*DATA FOR THIS EXERCISE*.
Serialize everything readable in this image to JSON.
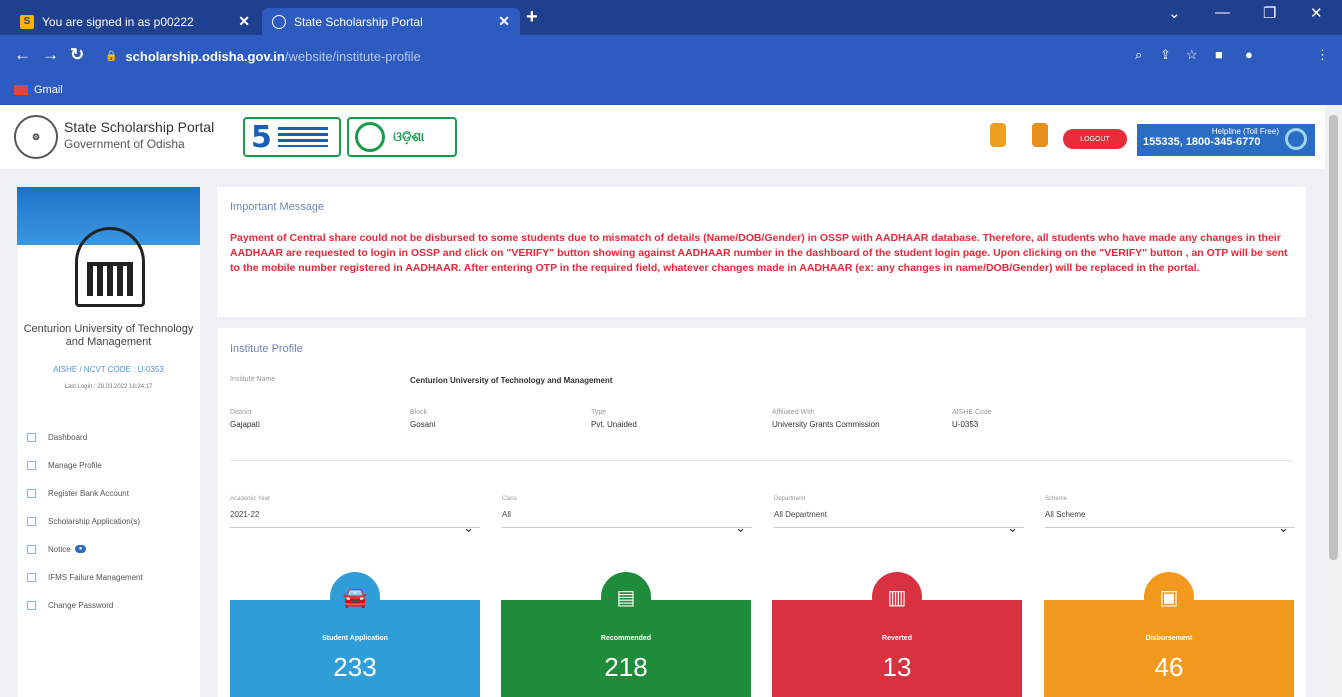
{
  "browser": {
    "tabs": [
      {
        "label": "You are signed in as p00222",
        "favicon": "S"
      },
      {
        "label": "State Scholarship Portal"
      }
    ],
    "url_host": "scholarship.odisha.gov.in",
    "url_path": "/website/institute-profile",
    "bookmark": "Gmail"
  },
  "header": {
    "title": "State Scholarship Portal",
    "subtitle": "Government of Odisha",
    "logo2_text": "ଓଡ଼ିଶା",
    "logout_label": "LOGOUT",
    "helpline_label": "Helpline (Toll Free)",
    "helpline_numbers": "155335, 1800-345-6770"
  },
  "sidebar": {
    "institute_name": "Centurion University of Technology and Management",
    "code": "AISHE / NCVT CODE : U-0353",
    "last_login": "Last Login : 28.03.2022 18:24:17",
    "menu": [
      {
        "label": "Dashboard"
      },
      {
        "label": "Manage Profile"
      },
      {
        "label": "Register Bank Account"
      },
      {
        "label": "Scholarship Application(s)"
      },
      {
        "label": "Notice"
      },
      {
        "label": "IFMS Failure Management"
      },
      {
        "label": "Change Password"
      }
    ]
  },
  "message": {
    "label": "Important Message",
    "text": "Payment of Central share could not be disbursed to some students due to mismatch of details (Name/DOB/Gender) in OSSP with AADHAAR database. Therefore, all students who have made any changes in their AADHAAR are requested to login in OSSP and click on \"VERIFY\" button showing against AADHAAR number in the dashboard of the student login page. Upon clicking on the \"VERIFY\" button , an OTP will be sent to the mobile number registered in AADHAAR. After entering OTP in the required field, whatever changes made in AADHAAR (ex: any changes in name/DOB/Gender) will be replaced in the portal."
  },
  "profile": {
    "title": "Institute Profile",
    "institute_name_label": "Institute Name",
    "institute_name": "Centurion University of Technology and Management",
    "district_label": "District",
    "district": "Gajapati",
    "block_label": "Block",
    "block": "Gosani",
    "type_label": "Type",
    "type": "Pvt. Unaided",
    "affiliated_label": "Affiliated With",
    "affiliated": "University Grants Commission",
    "aishe_label": "AISHE Code",
    "aishe": "U-0353"
  },
  "filters": [
    {
      "label": "Academic Year",
      "value": "2021-22"
    },
    {
      "label": "Class",
      "value": "All"
    },
    {
      "label": "Department",
      "value": "All Department"
    },
    {
      "label": "Scheme",
      "value": "All Scheme"
    }
  ],
  "cards": [
    {
      "label": "Student Application",
      "value": "233",
      "color": "#2f9ed8",
      "icon": "car-icon",
      "glyph": "🚘"
    },
    {
      "label": "Recommended",
      "value": "218",
      "color": "#1e8c3a",
      "icon": "calendar-icon",
      "glyph": "▤"
    },
    {
      "label": "Reverted",
      "value": "13",
      "color": "#d8313f",
      "icon": "document-icon",
      "glyph": "▥"
    },
    {
      "label": "Disbursement",
      "value": "46",
      "color": "#f39a1e",
      "icon": "wallet-icon",
      "glyph": "▣"
    }
  ]
}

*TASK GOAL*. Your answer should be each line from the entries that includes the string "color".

*FINISHED EXERCISE*.
      "color": "#2f9ed8",
      "color": "#1e8c3a",
      "color": "#d8313f",
      "color": "#f39a1e",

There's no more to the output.